Chapter 4 begins with a cute public service announcement that explains how we shouldn’t be afraid of the infected people. These animated clips are aired in elementary school classrooms and done in the style of cartoons from the 1940’s. It’s a neat little interlude that paints the zombies in a sympathetic light. However, PC gamers out there might notice that similarly themed retro videos were the most memorable cut scenes in the classic Fallout series. (By the way, I’m not accusing Mlle. Romanchuk of ripping off Fallout. She’s stated that she was inspired by an old timey cartoon.)
So which style is better: the colorful adventure from the early chapters or the cold nihilism of the current chapters? It’s tough to say. The current aesthetic is easily more appropriate for a horror webcomic. I can’t wait for the eventual scene that shows the team fleeing from zombies rendered in its moody, Gothic style. (Only then can I determine if the illustrated action scenes has transcended the detachedness of an MMORPG.) At the same, given that The Zombie Hunters is still using those cosplay characters from the earlier chapters, the aesthetics feel inappropriate at the same time. When Samantha, that pixie goth that swung a brick around, is now angsting like everyone else, it feels like something has died. (I hated then and I hate her now. See? I can never be happy.)
For all its faults, the first few chapters of The Zombie Hunters was at least unique. You could make a pretty decent tongue-in-cheek black comedy about a bunch of goofballs in colorful outfits that run around punching out zombies. Perhaps Romanchuk figured that Last Blood had the “goofy zombie action webcomic” crowd covered. In the end, it’s a toss up between the two styles … but I do hope she settles on one style and runs with it from this point forward.
Now that the story has evolved into a drama, the characters cannot be simply excused for being stupid idiots. Jenny has to be stripped of her command and replaced by who we are told is an unlikable scoundrel. OK, so Jasper is drawn with an absolutely douchey face. Yet, thus far we haven’t seen any reason why Jasper would be any worse than Jenny. She shows no real leadership abilities, she decides to loot buildings rather than do her job, she projects her anger onto her teammates, and mumbles and mopes rather than give a decent explanation to her superiors. Is she really our hero? I’ll give Mlle. Romanchuk the benefit of the doubt, though, and assume that this is the beginning of Jenny’s journey to self-discovery.

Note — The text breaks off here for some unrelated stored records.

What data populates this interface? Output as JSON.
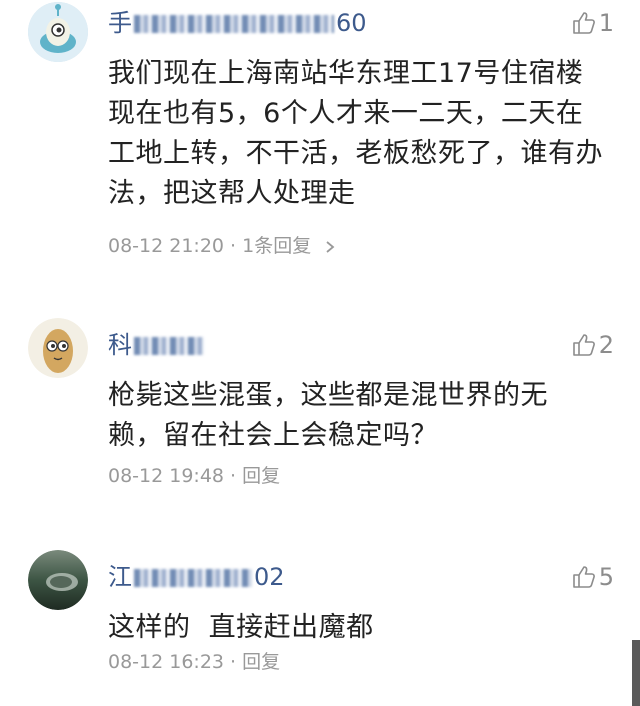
{
  "comments": [
    {
      "username_prefix": "手",
      "username_suffix": "60",
      "likes": "1",
      "text": "我们现在上海南站华东理工17号住宿楼现在也有5，6个人才来一二天，二天在工地上转，不干活，老板愁死了，谁有办法，把这帮人处理走",
      "time": "08-12 21:20",
      "separator": " · ",
      "reply_label": "1条回复",
      "reply_arrow": "〉"
    },
    {
      "username_prefix": "科",
      "username_suffix": "",
      "likes": "2",
      "text": "枪毙这些混蛋，这些都是混世界的无赖，留在社会上会稳定吗？",
      "time": "08-12 19:48",
      "separator": " · ",
      "reply_label": "回复"
    },
    {
      "username_prefix": "江",
      "username_suffix": "02",
      "likes": "5",
      "text": "这样的  直接赶出魔都",
      "time": "08-12 16:23",
      "separator": " · ",
      "reply_label": "回复"
    }
  ],
  "colors": {
    "username": "#3d5a8c",
    "meta": "#999999",
    "body_text": "#222222"
  },
  "icons": [
    "thumbs-up-icon",
    "chevron-right-icon"
  ]
}
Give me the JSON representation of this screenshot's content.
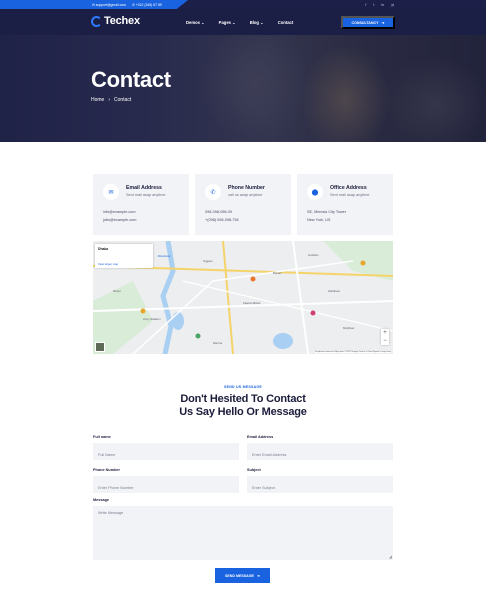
{
  "topbar": {
    "email": "support@gmail.com",
    "phone": "+012 (345) 67 89",
    "social": [
      "f",
      "t",
      "in",
      "yt"
    ]
  },
  "nav": {
    "logo": "Techex",
    "menu": [
      "Demos",
      "Pages",
      "Blog",
      "Contact"
    ],
    "cta": "CONSULTANCY"
  },
  "hero": {
    "title": "Contact",
    "breadcrumb": {
      "home": "Home",
      "sep": "›",
      "current": "Contact"
    }
  },
  "cards": [
    {
      "title": "Email Address",
      "sub": "Sent mail asap anytime",
      "line1": "info@example.com",
      "line2": "jobs@example.com",
      "icon": "mail-icon"
    },
    {
      "title": "Phone Number",
      "sub": "call us asap anytime",
      "line1": "098-098-098-09",
      "line2": "+(098) 098-098-754",
      "icon": "phone-icon"
    },
    {
      "title": "Office Address",
      "sub": "Sent mail asap anytime",
      "line1": "SE, Minnsla City Tower",
      "line2": "New York, US",
      "icon": "location-pin-icon"
    }
  ],
  "map": {
    "place": "Dhaka",
    "view_larger": "View larger map",
    "directions": "Directions",
    "labels": [
      "Tejgaon",
      "Gulshan",
      "Banani",
      "Army Stadium",
      "Mirpur",
      "Ramna",
      "Hatirjheel",
      "Kawran Bazar",
      "Motijheel"
    ],
    "footer": "Keyboard shortcuts   Map data ©2022 Google   Terms of Use   Report a map error"
  },
  "form": {
    "eyebrow": "SEND US MESSAGE",
    "heading_line1": "Don't Hesited To Contact",
    "heading_line2": "Us Say Hello Or Message",
    "fields": {
      "full_name": {
        "label": "Full name",
        "placeholder": "Full Name"
      },
      "email": {
        "label": "Email Address",
        "placeholder": "Enter Email Address"
      },
      "phone": {
        "label": "Phone Number",
        "placeholder": "Enter Phone Number"
      },
      "subject": {
        "label": "Subject",
        "placeholder": "Enter Subject"
      },
      "message": {
        "label": "Message",
        "placeholder": "Write Message"
      }
    },
    "submit": "SEND MESSAGE"
  },
  "colors": {
    "accent": "#1a63e0",
    "navy": "#1b1e45",
    "card_bg": "#f1f3f7"
  }
}
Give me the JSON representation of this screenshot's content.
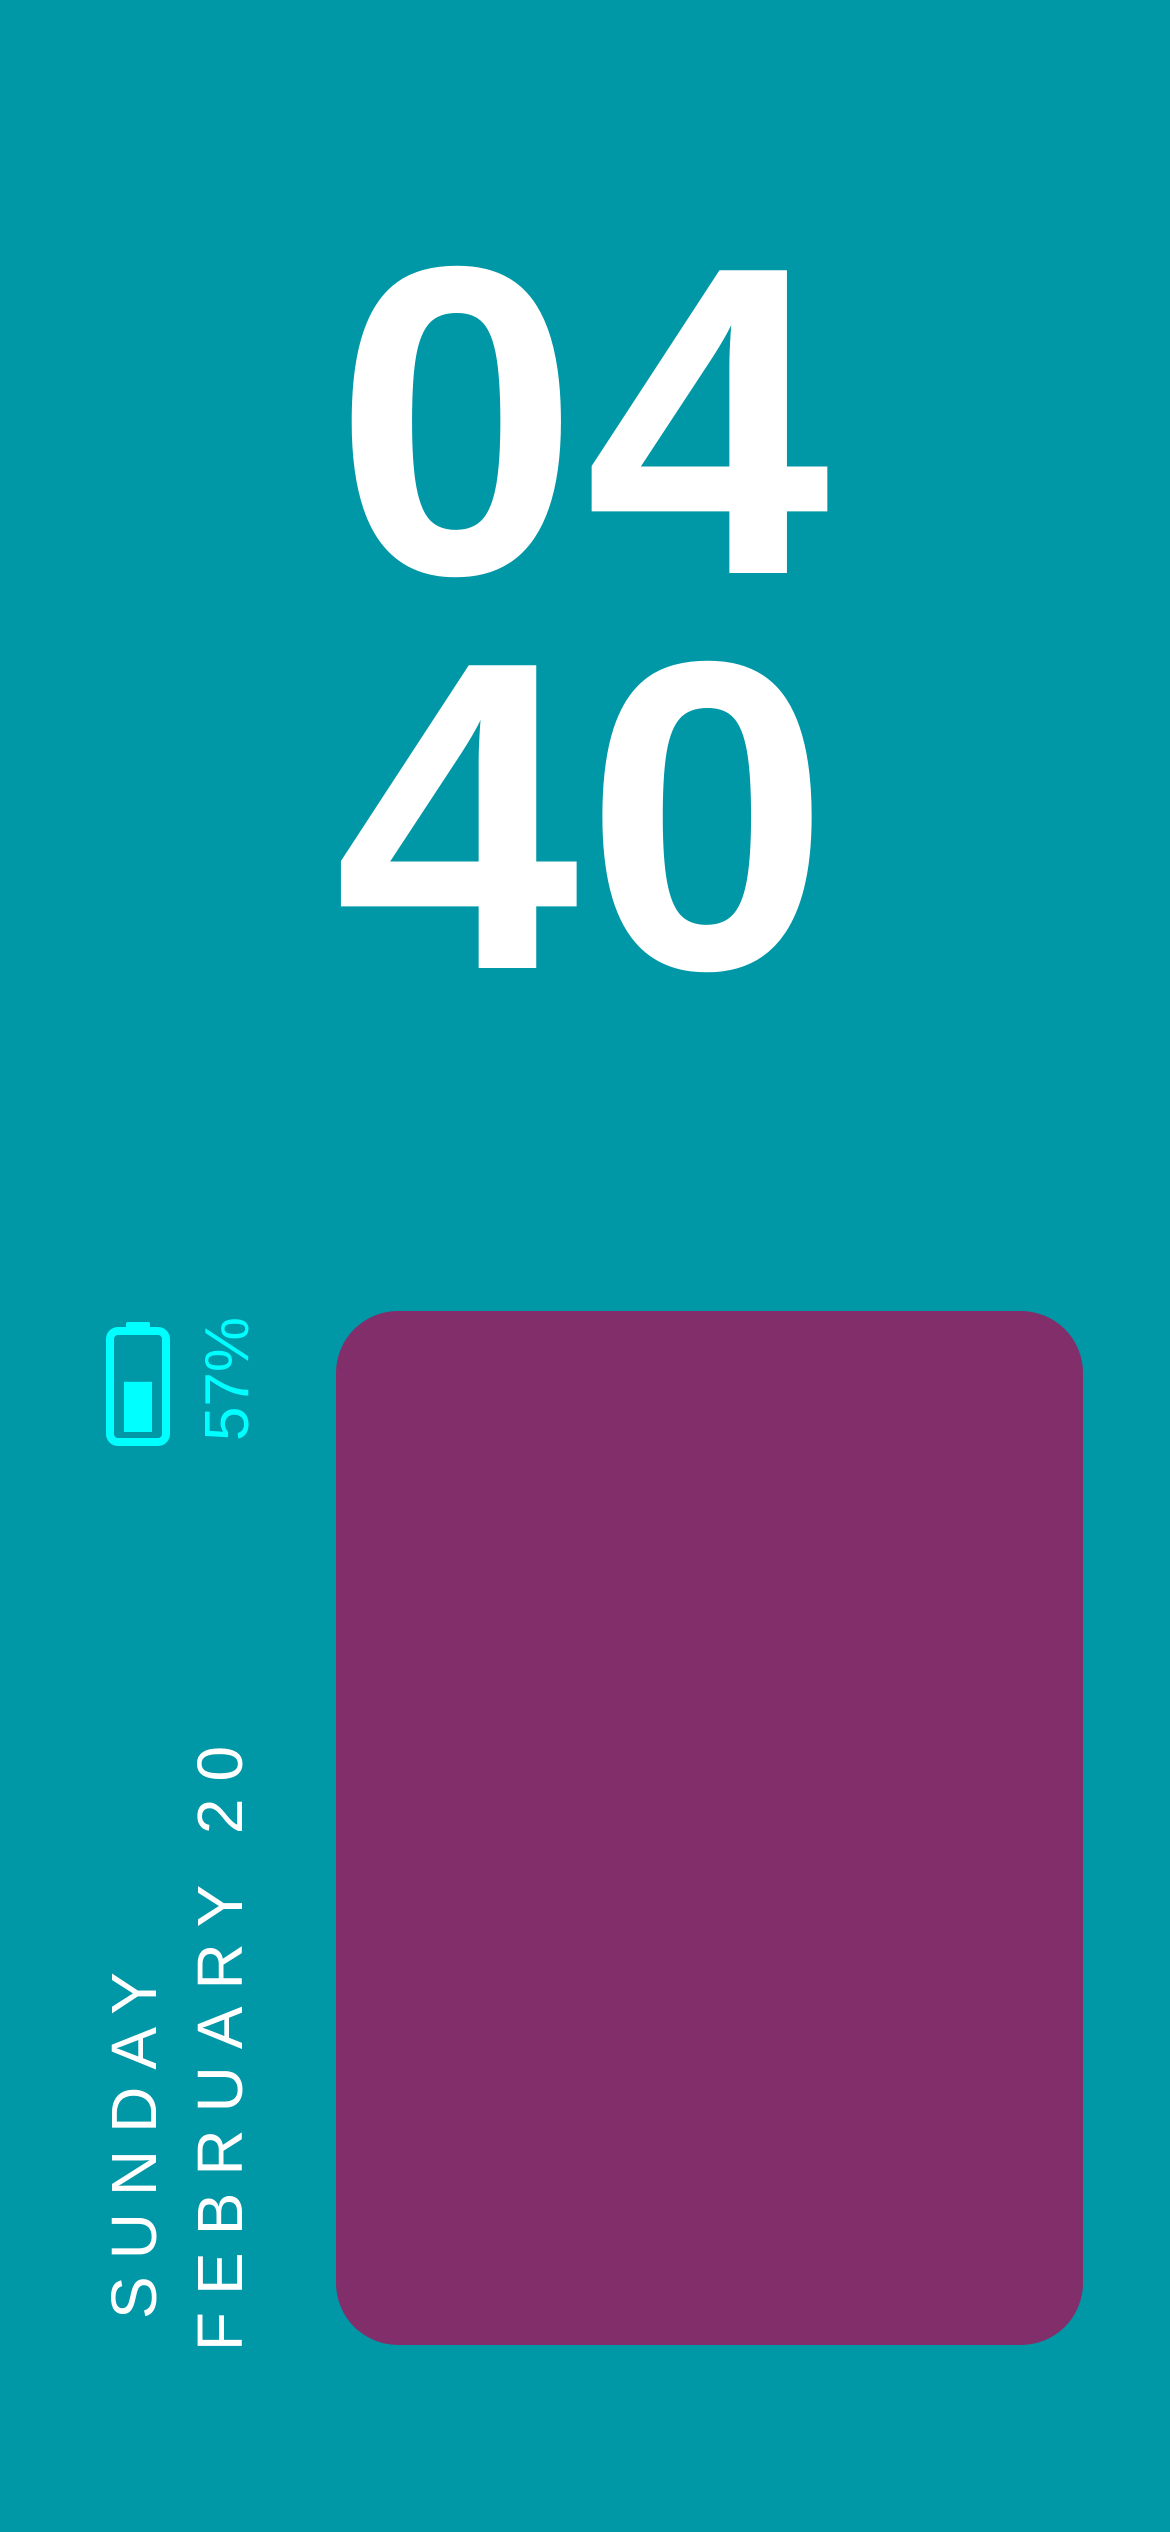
{
  "colors": {
    "background": "#0097A7",
    "clock_text": "#FFFFFF",
    "battery_accent": "#00FFFF",
    "date_text": "#FFFFFF",
    "widget_card": "#822E6A"
  },
  "clock": {
    "hours": "04",
    "minutes": "40"
  },
  "battery": {
    "icon": "battery-icon",
    "level_percent": 57,
    "label": "57%"
  },
  "date": {
    "weekday": "SUNDAY",
    "month_day": "FEBRUARY 20"
  }
}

The story is trite, the dialogue can be stilted and embarrassing, and the characters are all big drama queens. Yet the artwork is very attractive, Jenny Romanchuk (the author) seems to be buckling down to write some real characters, and the earlier concerns may soon be invalid with the comic’s new, more assured direction. Despite being 100+ pages in, it still feel like it’s too early to make a call on The Zombie Hunters. I have a feeling, though, that after awkward start, the comic can only improve from this point on. The backstory’s been laid out. Time to make it interesting.
And, you know, there’s zombies! They’re all the rage, after all.

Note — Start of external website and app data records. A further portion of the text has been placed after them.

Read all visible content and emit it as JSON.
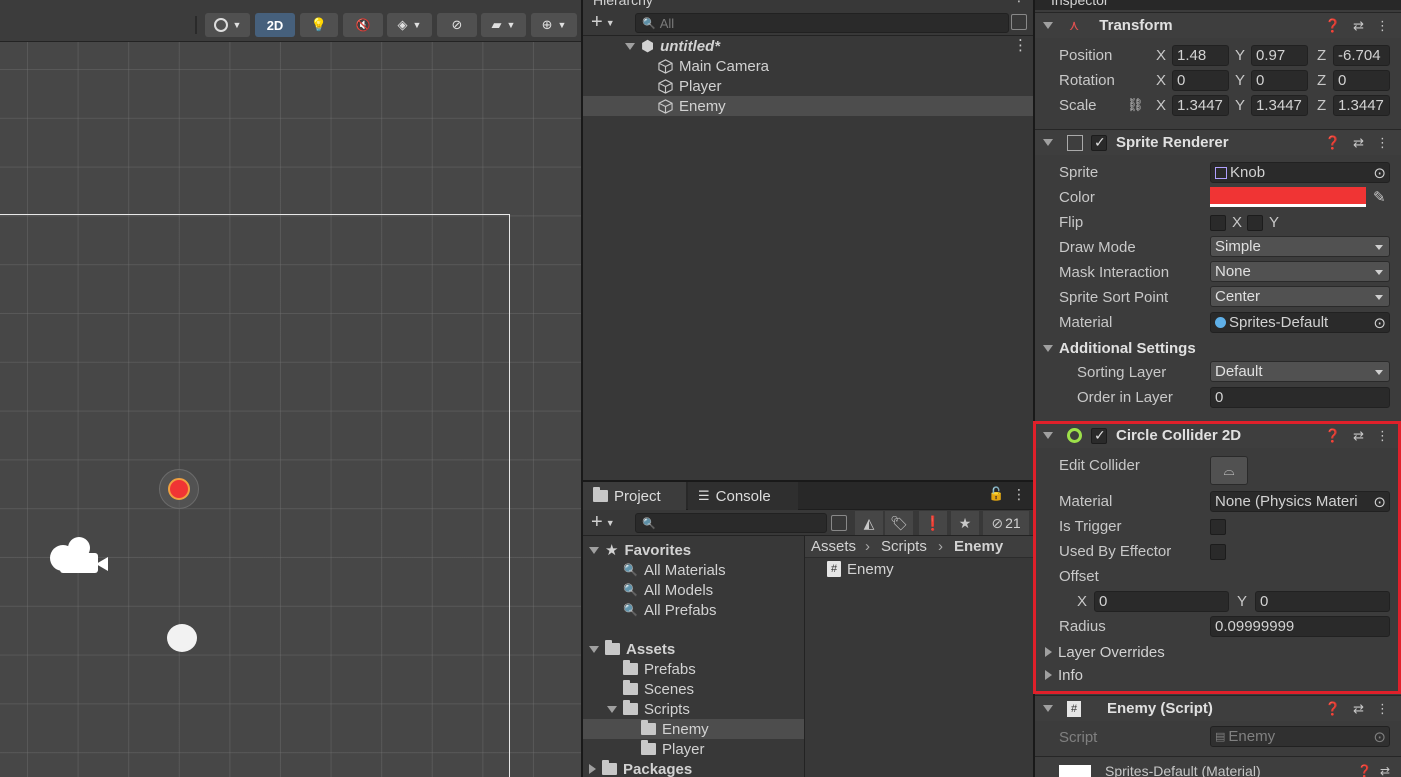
{
  "scene": {
    "toolbar": {
      "mode_2d_label": "2D"
    }
  },
  "hierarchy": {
    "tab_label": "Hierarchy",
    "search_placeholder": "All",
    "scene_name": "untitled*",
    "items": [
      {
        "label": "Main Camera"
      },
      {
        "label": "Player"
      },
      {
        "label": "Enemy"
      }
    ]
  },
  "project": {
    "tabs": [
      {
        "label": "Project"
      },
      {
        "label": "Console"
      }
    ],
    "hidden_count": "21",
    "favorites_label": "Favorites",
    "favorites": [
      "All Materials",
      "All Models",
      "All Prefabs"
    ],
    "assets_label": "Assets",
    "asset_folders": [
      "Prefabs",
      "Scenes",
      "Scripts"
    ],
    "script_folders": [
      "Enemy",
      "Player"
    ],
    "packages_label": "Packages",
    "breadcrumb": [
      "Assets",
      "Scripts",
      "Enemy"
    ],
    "files": [
      "Enemy"
    ]
  },
  "inspector": {
    "tab_label": "Inspector",
    "transform": {
      "title": "Transform",
      "position_label": "Position",
      "rotation_label": "Rotation",
      "scale_label": "Scale",
      "axis_x": "X",
      "axis_y": "Y",
      "axis_z": "Z",
      "position": [
        "1.48",
        "0.97",
        "-6.704"
      ],
      "rotation": [
        "0",
        "0",
        "0"
      ],
      "scale": [
        "1.3447",
        "1.3447",
        "1.3447"
      ]
    },
    "sprite_renderer": {
      "title": "Sprite Renderer",
      "sprite_label": "Sprite",
      "sprite_value": "Knob",
      "color_label": "Color",
      "color_value": "#f03434",
      "flip_label": "Flip",
      "flip_x": "X",
      "flip_y": "Y",
      "draw_mode_label": "Draw Mode",
      "draw_mode_value": "Simple",
      "mask_label": "Mask Interaction",
      "mask_value": "None",
      "sort_point_label": "Sprite Sort Point",
      "sort_point_value": "Center",
      "material_label": "Material",
      "material_value": "Sprites-Default",
      "additional_label": "Additional Settings",
      "sorting_layer_label": "Sorting Layer",
      "sorting_layer_value": "Default",
      "order_label": "Order in Layer",
      "order_value": "0"
    },
    "circle_collider": {
      "title": "Circle Collider 2D",
      "edit_label": "Edit Collider",
      "material_label": "Material",
      "material_value": "None (Physics Materi",
      "trigger_label": "Is Trigger",
      "effector_label": "Used By Effector",
      "offset_label": "Offset",
      "offset_x_label": "X",
      "offset_x": "0",
      "offset_y_label": "Y",
      "offset_y": "0",
      "radius_label": "Radius",
      "radius_value": "0.09999999",
      "layer_overrides_label": "Layer Overrides",
      "info_label": "Info"
    },
    "enemy_script": {
      "title": "Enemy (Script)",
      "script_label": "Script",
      "script_value": "Enemy"
    },
    "material_footer": "Sprites-Default (Material)"
  },
  "colors": {
    "accent": "#46607c",
    "highlight": "#e0202a",
    "sprite_color": "#f03434"
  }
}
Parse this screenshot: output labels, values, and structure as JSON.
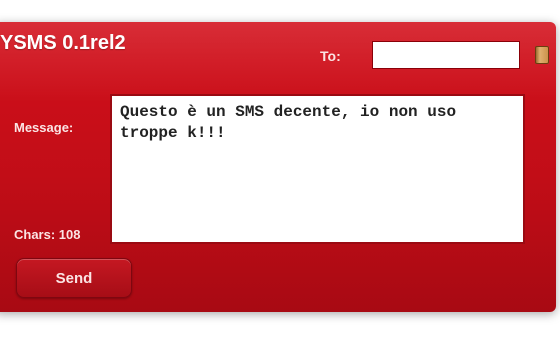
{
  "app": {
    "title": "YSMS 0.1rel2",
    "background_color": "#c10d17"
  },
  "recipient": {
    "label": "To:",
    "value": "",
    "contacts_icon": "address-book-icon"
  },
  "message": {
    "label": "Message:",
    "text": "Questo è un SMS decente, io non uso troppe k!!!"
  },
  "counter": {
    "text": "Chars: 108"
  },
  "actions": {
    "send_label": "Send"
  }
}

Rating: 3 stars (out of 5)
Posted on April 21, 2008, in 3 Stars, action webcomic, dramatic webcomic, gothic, horror webcomic, manga style webcomic, The Webcomic Overlook, Uncategorized, WCO Big Review, webcomics, zombie webcomic and tagged The Zombie Hunters, zombies. Bookmark the permalink. 14 Comments.